(Data Opens)

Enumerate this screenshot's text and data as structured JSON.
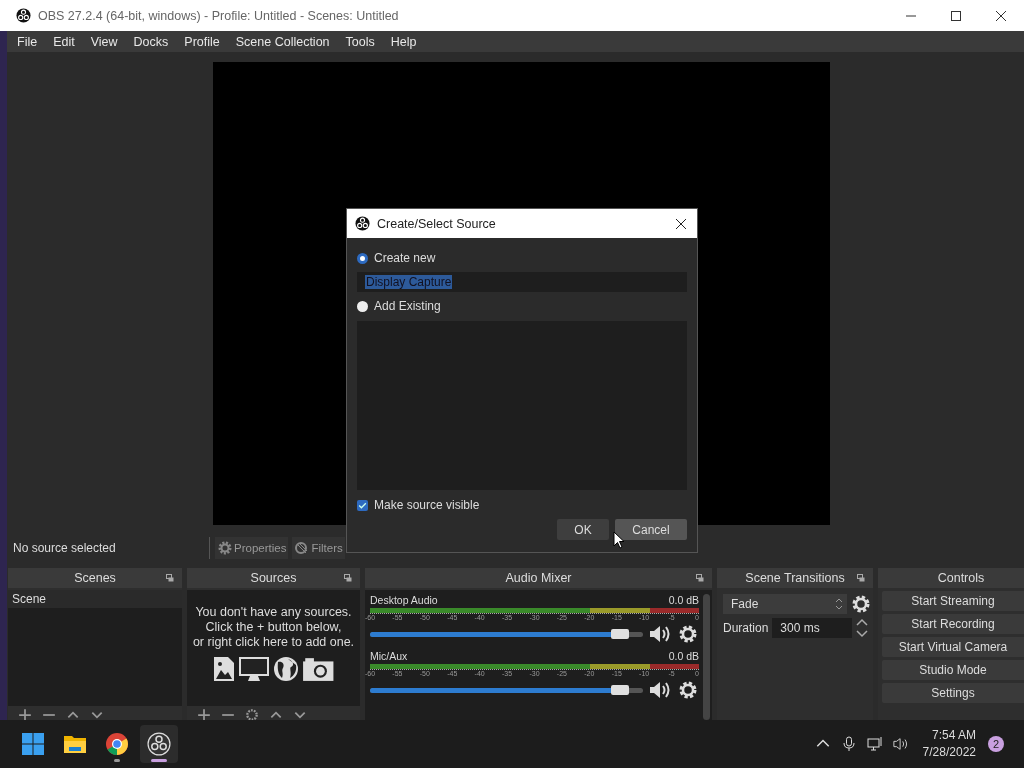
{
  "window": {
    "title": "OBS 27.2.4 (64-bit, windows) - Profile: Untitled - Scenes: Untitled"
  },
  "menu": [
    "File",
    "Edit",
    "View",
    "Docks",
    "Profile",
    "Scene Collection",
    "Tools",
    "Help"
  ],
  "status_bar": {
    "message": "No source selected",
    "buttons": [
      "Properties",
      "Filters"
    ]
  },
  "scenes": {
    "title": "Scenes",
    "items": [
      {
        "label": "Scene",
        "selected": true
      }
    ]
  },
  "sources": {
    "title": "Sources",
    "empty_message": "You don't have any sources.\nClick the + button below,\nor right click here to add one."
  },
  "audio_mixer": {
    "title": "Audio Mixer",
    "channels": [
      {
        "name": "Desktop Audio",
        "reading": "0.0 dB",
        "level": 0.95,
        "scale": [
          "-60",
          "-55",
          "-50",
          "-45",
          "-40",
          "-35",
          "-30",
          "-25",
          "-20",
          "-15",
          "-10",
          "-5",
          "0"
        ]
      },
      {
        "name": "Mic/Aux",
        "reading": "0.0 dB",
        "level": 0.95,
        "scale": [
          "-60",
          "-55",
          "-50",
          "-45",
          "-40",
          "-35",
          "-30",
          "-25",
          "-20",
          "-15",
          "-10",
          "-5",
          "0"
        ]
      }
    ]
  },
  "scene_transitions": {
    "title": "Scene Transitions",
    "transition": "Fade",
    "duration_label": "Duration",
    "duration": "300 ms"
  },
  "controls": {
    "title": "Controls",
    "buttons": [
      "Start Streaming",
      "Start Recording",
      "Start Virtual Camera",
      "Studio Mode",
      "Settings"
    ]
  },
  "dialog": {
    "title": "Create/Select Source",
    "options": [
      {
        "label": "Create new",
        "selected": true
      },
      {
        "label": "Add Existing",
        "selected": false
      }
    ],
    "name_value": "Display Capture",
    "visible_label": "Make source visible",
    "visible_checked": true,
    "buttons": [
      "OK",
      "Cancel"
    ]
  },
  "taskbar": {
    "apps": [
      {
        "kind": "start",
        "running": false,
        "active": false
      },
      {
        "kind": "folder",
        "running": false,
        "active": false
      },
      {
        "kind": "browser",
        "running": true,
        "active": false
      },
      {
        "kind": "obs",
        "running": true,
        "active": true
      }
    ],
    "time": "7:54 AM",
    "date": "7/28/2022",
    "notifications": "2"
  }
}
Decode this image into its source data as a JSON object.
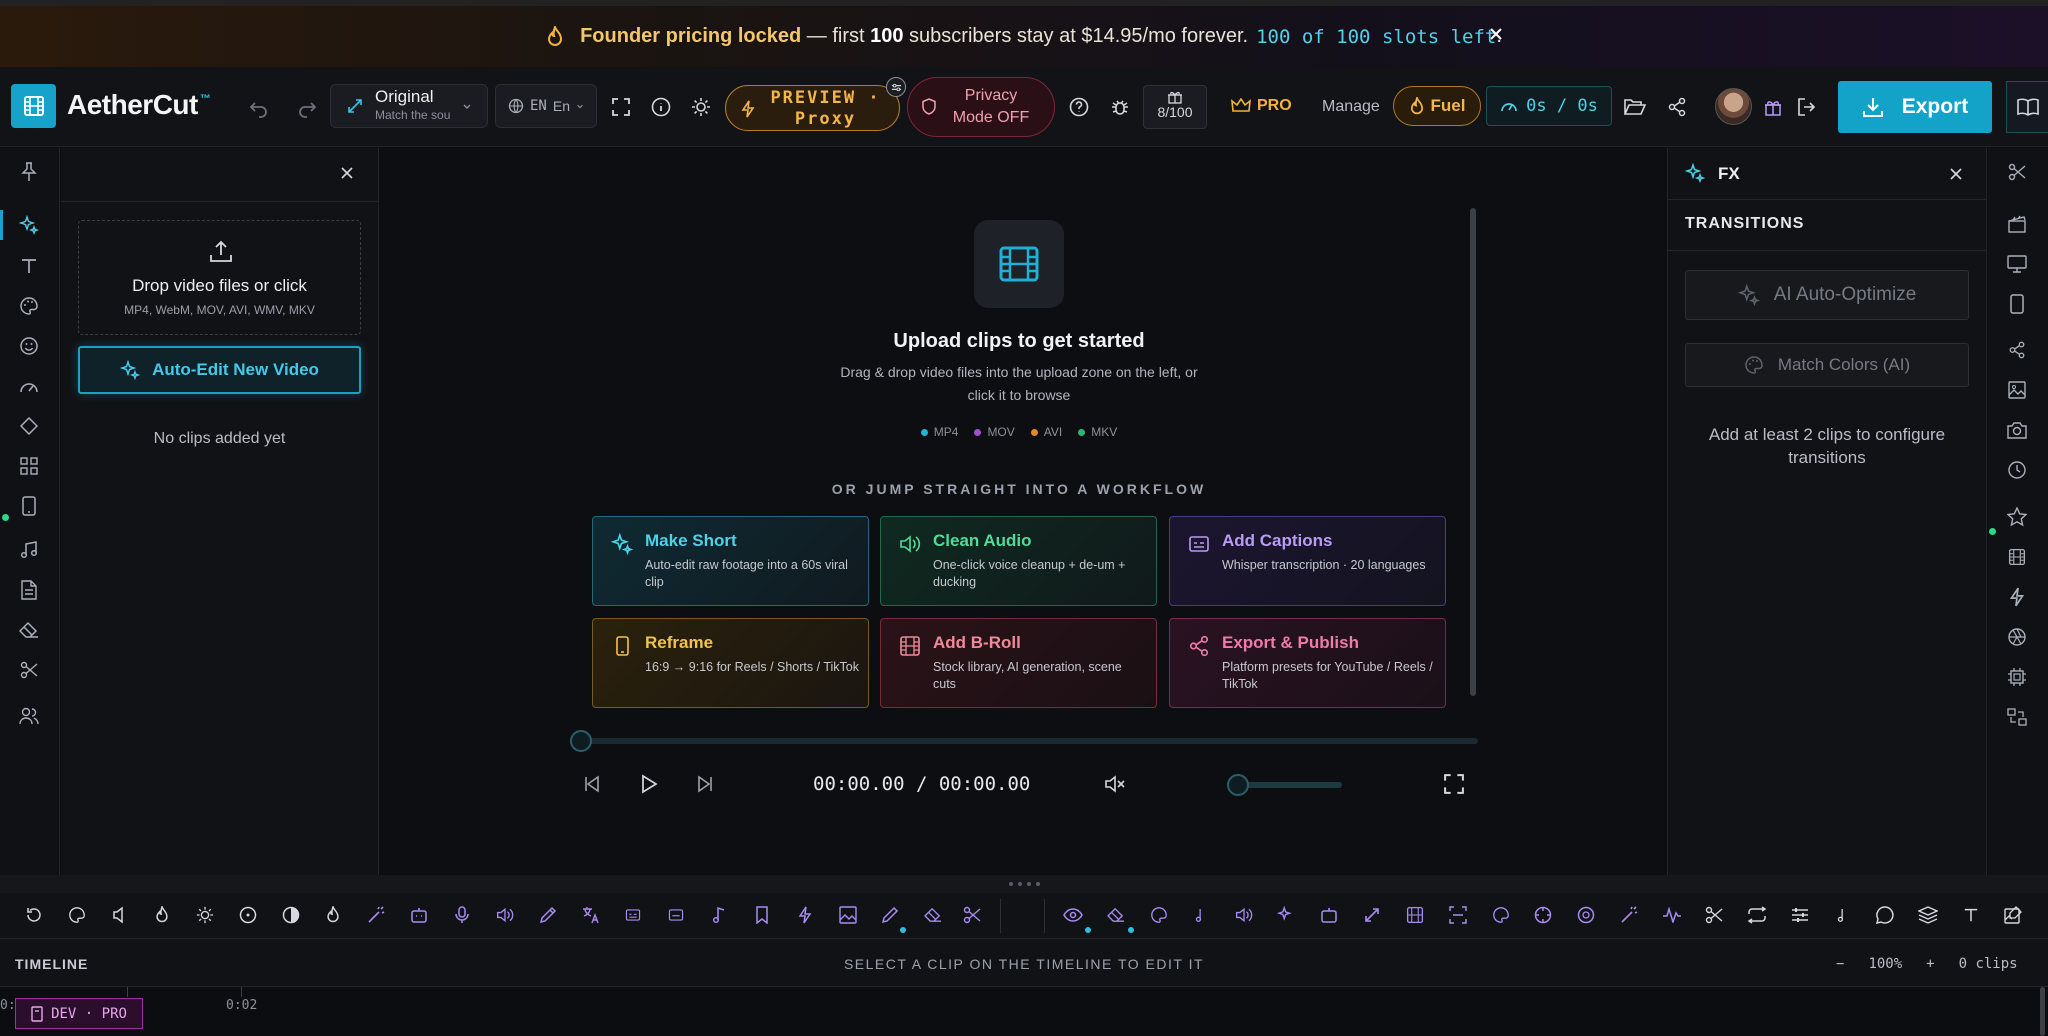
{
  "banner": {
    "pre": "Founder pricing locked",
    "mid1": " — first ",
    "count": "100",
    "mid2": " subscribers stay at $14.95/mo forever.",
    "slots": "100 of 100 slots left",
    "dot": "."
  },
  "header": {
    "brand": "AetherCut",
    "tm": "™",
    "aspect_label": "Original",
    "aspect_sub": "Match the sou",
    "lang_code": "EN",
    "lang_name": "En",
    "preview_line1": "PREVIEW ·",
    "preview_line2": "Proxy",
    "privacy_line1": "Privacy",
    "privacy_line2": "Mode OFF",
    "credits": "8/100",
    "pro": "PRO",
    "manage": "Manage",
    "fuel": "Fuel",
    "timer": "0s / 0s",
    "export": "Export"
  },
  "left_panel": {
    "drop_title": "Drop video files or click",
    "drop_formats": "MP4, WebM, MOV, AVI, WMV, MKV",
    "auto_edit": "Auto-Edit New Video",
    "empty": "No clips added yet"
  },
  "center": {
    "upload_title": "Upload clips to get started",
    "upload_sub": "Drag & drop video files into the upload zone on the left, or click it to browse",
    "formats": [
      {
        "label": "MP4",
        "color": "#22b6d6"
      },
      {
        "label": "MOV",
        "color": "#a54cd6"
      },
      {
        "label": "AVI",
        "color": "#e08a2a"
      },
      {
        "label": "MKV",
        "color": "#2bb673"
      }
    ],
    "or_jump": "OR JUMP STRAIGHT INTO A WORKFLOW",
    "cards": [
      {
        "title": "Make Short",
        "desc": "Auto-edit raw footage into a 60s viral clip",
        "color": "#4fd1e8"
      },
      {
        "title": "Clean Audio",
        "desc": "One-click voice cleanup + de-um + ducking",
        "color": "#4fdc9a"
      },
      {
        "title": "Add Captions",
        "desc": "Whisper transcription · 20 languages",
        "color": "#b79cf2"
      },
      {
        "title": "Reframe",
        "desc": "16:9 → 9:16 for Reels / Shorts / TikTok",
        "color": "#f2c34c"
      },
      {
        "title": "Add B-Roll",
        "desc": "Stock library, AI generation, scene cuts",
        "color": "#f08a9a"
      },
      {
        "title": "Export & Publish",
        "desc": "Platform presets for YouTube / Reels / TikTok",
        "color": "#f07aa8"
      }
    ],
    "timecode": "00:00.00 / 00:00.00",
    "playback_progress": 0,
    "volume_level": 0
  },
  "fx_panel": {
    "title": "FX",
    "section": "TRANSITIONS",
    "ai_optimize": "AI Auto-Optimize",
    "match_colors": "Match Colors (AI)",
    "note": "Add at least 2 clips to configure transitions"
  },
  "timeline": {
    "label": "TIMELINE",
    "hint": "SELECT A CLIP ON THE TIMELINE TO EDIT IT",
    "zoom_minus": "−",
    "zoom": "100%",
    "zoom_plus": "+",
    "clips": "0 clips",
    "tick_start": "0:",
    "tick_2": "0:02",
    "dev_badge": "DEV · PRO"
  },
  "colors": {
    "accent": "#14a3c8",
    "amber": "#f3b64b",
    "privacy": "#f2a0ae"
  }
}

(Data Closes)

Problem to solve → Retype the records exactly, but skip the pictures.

Answer for the task →
Enumerate this screenshot's text and data as structured JSON.
{
  "window": {
    "title": "OBS 27.2.4 (64-bit, windows) - Profile: Untitled - Scenes: Untitled"
  },
  "menu": [
    "File",
    "Edit",
    "View",
    "Docks",
    "Profile",
    "Scene Collection",
    "Tools",
    "Help"
  ],
  "status_bar": {
    "message": "No source selected",
    "buttons": [
      "Properties",
      "Filters"
    ]
  },
  "scenes": {
    "title": "Scenes",
    "items": [
      {
        "label": "Scene",
        "selected": true
      }
    ]
  },
  "sources": {
    "title": "Sources",
    "empty_message": "You don't have any sources.\nClick the + button below,\nor right click here to add one."
  },
  "audio_mixer": {
    "title": "Audio Mixer",
    "channels": [
      {
        "name": "Desktop Audio",
        "reading": "0.0 dB",
        "level": 0.95,
        "scale": [
          "-60",
          "-55",
          "-50",
          "-45",
          "-40",
          "-35",
          "-30",
          "-25",
          "-20",
          "-15",
          "-10",
          "-5",
          "0"
        ]
      },
      {
        "name": "Mic/Aux",
        "reading": "0.0 dB",
        "level": 0.95,
        "scale": [
          "-60",
          "-55",
          "-50",
          "-45",
          "-40",
          "-35",
          "-30",
          "-25",
          "-20",
          "-15",
          "-10",
          "-5",
          "0"
        ]
      }
    ]
  },
  "scene_transitions": {
    "title": "Scene Transitions",
    "transition": "Fade",
    "duration_label": "Duration",
    "duration": "300 ms"
  },
  "controls": {
    "title": "Controls",
    "buttons": [
      "Start Streaming",
      "Start Recording",
      "Start Virtual Camera",
      "Studio Mode",
      "Settings"
    ]
  },
  "dialog": {
    "title": "Create/Select Source",
    "options": [
      {
        "label": "Create new",
        "selected": true
      },
      {
        "label": "Add Existing",
        "selected": false
      }
    ],
    "name_value": "Display Capture",
    "visible_label": "Make source visible",
    "visible_checked": true,
    "buttons": [
      "OK",
      "Cancel"
    ]
  },
  "taskbar": {
    "apps": [
      {
        "kind": "start",
        "running": false,
        "active": false
      },
      {
        "kind": "folder",
        "running": false,
        "active": false
      },
      {
        "kind": "browser",
        "running": true,
        "active": false
      },
      {
        "kind": "obs",
        "running": true,
        "active": true
      }
    ],
    "time": "7:54 AM",
    "date": "7/28/2022",
    "notifications": "2"
  }
}
Decode this image into its source data as a JSON object.
{
  "banner": {
    "pre": "Founder pricing locked",
    "mid1": " — first ",
    "count": "100",
    "mid2": " subscribers stay at $14.95/mo forever.",
    "slots": "100 of 100 slots left",
    "dot": "."
  },
  "header": {
    "brand": "AetherCut",
    "tm": "™",
    "aspect_label": "Original",
    "aspect_sub": "Match the sou",
    "lang_code": "EN",
    "lang_name": "En",
    "preview_line1": "PREVIEW ·",
    "preview_line2": "Proxy",
    "privacy_line1": "Privacy",
    "privacy_line2": "Mode OFF",
    "credits": "8/100",
    "pro": "PRO",
    "manage": "Manage",
    "fuel": "Fuel",
    "timer": "0s / 0s",
    "export": "Export"
  },
  "left_panel": {
    "drop_title": "Drop video files or click",
    "drop_formats": "MP4, WebM, MOV, AVI, WMV, MKV",
    "auto_edit": "Auto-Edit New Video",
    "empty": "No clips added yet"
  },
  "center": {
    "upload_title": "Upload clips to get started",
    "upload_sub": "Drag & drop video files into the upload zone on the left, or click it to browse",
    "formats": [
      {
        "label": "MP4",
        "color": "#22b6d6"
      },
      {
        "label": "MOV",
        "color": "#a54cd6"
      },
      {
        "label": "AVI",
        "color": "#e08a2a"
      },
      {
        "label": "MKV",
        "color": "#2bb673"
      }
    ],
    "or_jump": "OR JUMP STRAIGHT INTO A WORKFLOW",
    "cards": [
      {
        "title": "Make Short",
        "desc": "Auto-edit raw footage into a 60s viral clip",
        "color": "#4fd1e8"
      },
      {
        "title": "Clean Audio",
        "desc": "One-click voice cleanup + de-um + ducking",
        "color": "#4fdc9a"
      },
      {
        "title": "Add Captions",
        "desc": "Whisper transcription · 20 languages",
        "color": "#b79cf2"
      },
      {
        "title": "Reframe",
        "desc": "16:9 → 9:16 for Reels / Shorts / TikTok",
        "color": "#f2c34c"
      },
      {
        "title": "Add B-Roll",
        "desc": "Stock library, AI generation, scene cuts",
        "color": "#f08a9a"
      },
      {
        "title": "Export & Publish",
        "desc": "Platform presets for YouTube / Reels / TikTok",
        "color": "#f07aa8"
      }
    ],
    "timecode": "00:00.00 / 00:00.00",
    "playback_progress": 0,
    "volume_level": 0
  },
  "fx_panel": {
    "title": "FX",
    "section": "TRANSITIONS",
    "ai_optimize": "AI Auto-Optimize",
    "match_colors": "Match Colors (AI)",
    "note": "Add at least 2 clips to configure transitions"
  },
  "timeline": {
    "label": "TIMELINE",
    "hint": "SELECT A CLIP ON THE TIMELINE TO EDIT IT",
    "zoom_minus": "−",
    "zoom": "100%",
    "zoom_plus": "+",
    "clips": "0 clips",
    "tick_start": "0:",
    "tick_2": "0:02",
    "dev_badge": "DEV · PRO"
  },
  "colors": {
    "accent": "#14a3c8",
    "amber": "#f3b64b",
    "privacy": "#f2a0ae"
  }
}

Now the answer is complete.